INPUT DATA Start Marker

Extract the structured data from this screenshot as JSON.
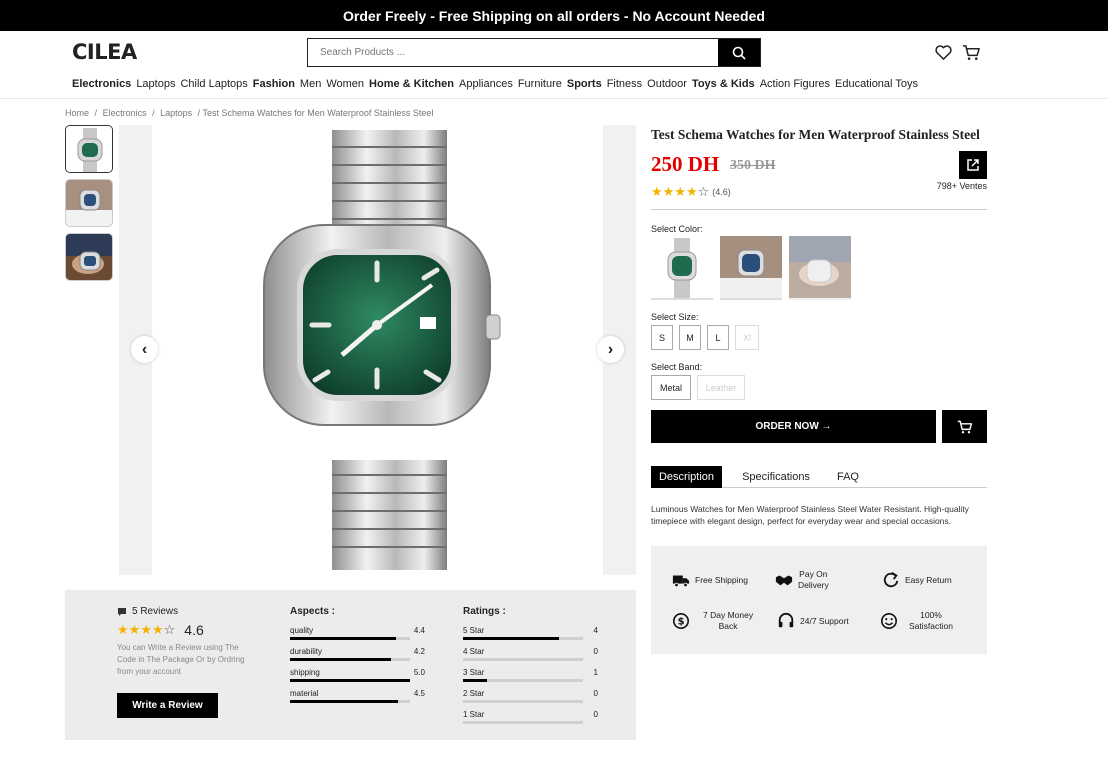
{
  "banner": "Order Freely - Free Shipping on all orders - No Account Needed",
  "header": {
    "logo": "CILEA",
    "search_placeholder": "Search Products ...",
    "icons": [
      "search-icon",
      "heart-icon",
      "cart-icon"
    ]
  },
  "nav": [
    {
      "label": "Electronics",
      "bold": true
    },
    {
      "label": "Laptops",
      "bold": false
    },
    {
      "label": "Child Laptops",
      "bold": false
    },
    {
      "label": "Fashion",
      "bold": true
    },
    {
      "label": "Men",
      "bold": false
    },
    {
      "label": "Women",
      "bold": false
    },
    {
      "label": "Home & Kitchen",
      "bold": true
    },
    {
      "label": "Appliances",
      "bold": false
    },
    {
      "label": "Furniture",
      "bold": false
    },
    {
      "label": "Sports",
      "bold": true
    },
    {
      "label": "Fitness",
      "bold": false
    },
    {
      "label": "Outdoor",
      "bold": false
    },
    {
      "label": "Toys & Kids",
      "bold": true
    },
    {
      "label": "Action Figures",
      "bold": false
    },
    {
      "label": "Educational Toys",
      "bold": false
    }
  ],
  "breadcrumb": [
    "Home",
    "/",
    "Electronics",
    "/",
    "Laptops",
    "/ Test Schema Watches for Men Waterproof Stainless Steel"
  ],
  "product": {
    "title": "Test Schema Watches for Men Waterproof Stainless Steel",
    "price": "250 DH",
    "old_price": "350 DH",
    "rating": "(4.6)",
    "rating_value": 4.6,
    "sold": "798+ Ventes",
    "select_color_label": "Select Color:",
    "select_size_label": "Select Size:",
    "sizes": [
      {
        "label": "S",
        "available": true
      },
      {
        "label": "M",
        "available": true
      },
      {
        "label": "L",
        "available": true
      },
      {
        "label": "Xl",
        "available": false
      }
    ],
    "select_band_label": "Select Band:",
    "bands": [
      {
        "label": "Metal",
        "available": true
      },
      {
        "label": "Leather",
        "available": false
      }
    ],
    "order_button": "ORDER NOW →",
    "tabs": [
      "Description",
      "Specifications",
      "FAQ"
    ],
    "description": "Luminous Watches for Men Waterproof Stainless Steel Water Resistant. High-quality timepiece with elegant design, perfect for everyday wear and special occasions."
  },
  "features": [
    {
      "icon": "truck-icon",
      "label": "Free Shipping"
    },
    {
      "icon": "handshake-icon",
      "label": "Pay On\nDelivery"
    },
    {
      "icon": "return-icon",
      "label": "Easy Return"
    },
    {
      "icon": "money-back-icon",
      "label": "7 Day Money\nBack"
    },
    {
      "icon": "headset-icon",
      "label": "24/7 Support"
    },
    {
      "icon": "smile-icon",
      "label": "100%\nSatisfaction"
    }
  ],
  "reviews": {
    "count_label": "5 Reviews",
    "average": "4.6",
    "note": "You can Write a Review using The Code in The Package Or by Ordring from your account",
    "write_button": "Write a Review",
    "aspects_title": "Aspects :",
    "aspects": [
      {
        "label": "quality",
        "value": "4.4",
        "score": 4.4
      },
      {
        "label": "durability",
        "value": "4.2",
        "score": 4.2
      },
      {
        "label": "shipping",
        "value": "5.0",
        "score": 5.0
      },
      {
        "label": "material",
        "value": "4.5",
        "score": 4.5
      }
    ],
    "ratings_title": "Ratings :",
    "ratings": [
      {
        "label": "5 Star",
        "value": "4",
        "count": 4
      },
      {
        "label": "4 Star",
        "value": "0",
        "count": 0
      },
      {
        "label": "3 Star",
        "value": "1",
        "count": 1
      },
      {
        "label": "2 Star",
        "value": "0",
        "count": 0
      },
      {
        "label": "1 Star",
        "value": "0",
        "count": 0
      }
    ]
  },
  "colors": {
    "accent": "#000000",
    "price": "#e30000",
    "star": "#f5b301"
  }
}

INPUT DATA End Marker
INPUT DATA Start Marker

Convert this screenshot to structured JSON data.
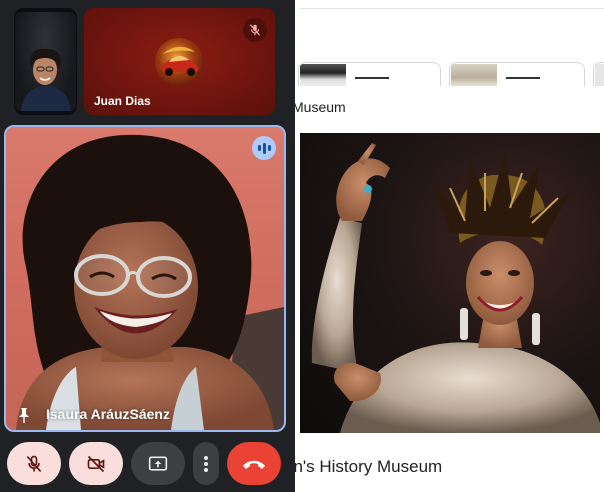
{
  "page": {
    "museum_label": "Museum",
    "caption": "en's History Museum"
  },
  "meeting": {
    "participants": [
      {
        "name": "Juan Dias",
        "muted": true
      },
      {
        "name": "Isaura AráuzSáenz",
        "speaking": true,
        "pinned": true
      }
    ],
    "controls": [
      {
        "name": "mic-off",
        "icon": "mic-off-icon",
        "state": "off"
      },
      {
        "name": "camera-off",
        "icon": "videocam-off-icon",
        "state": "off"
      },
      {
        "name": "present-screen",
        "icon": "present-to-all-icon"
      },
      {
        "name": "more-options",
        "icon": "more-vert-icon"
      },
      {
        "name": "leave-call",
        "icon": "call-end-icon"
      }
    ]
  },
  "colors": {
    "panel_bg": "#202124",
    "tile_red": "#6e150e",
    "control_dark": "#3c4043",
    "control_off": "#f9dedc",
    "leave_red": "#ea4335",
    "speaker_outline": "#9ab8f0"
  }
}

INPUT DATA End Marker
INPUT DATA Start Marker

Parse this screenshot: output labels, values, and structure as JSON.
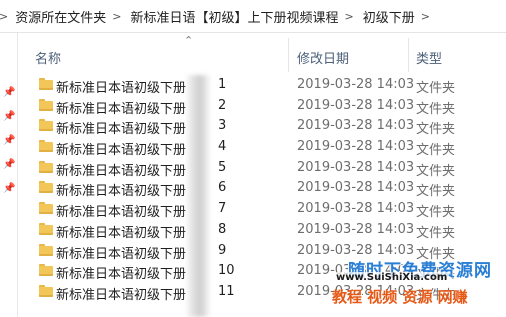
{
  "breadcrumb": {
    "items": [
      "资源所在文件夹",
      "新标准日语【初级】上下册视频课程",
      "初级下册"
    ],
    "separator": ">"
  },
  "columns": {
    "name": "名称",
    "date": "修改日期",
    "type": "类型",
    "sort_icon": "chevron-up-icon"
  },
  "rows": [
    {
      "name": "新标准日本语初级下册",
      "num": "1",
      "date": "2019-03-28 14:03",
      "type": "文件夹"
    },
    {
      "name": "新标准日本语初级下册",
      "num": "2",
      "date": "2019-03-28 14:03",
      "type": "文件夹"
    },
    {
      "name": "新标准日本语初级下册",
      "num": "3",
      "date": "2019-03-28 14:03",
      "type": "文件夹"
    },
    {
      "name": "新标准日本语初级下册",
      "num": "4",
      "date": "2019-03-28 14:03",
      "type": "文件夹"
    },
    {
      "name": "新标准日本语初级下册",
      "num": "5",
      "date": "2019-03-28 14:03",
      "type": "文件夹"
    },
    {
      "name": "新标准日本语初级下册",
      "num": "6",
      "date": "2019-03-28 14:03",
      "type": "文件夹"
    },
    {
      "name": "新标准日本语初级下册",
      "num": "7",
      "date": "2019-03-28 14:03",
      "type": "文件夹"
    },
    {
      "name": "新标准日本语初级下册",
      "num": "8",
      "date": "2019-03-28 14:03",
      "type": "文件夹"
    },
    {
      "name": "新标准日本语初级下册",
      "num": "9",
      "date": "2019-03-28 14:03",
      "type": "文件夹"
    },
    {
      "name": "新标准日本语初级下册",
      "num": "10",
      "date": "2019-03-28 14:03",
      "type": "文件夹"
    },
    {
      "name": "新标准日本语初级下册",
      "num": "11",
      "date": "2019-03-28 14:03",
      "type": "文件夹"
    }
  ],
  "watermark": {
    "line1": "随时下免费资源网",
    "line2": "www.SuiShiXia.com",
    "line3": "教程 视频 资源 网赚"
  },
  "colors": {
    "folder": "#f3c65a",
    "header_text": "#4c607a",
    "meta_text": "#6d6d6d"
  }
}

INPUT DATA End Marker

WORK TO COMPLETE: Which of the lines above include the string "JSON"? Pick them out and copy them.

REPLY TO THE TASK:
Extract the structured data from this screenshot as JSON.
Convert this screenshot to structured JSON data.
Parse this screenshot: output labels, values, and structure as JSON.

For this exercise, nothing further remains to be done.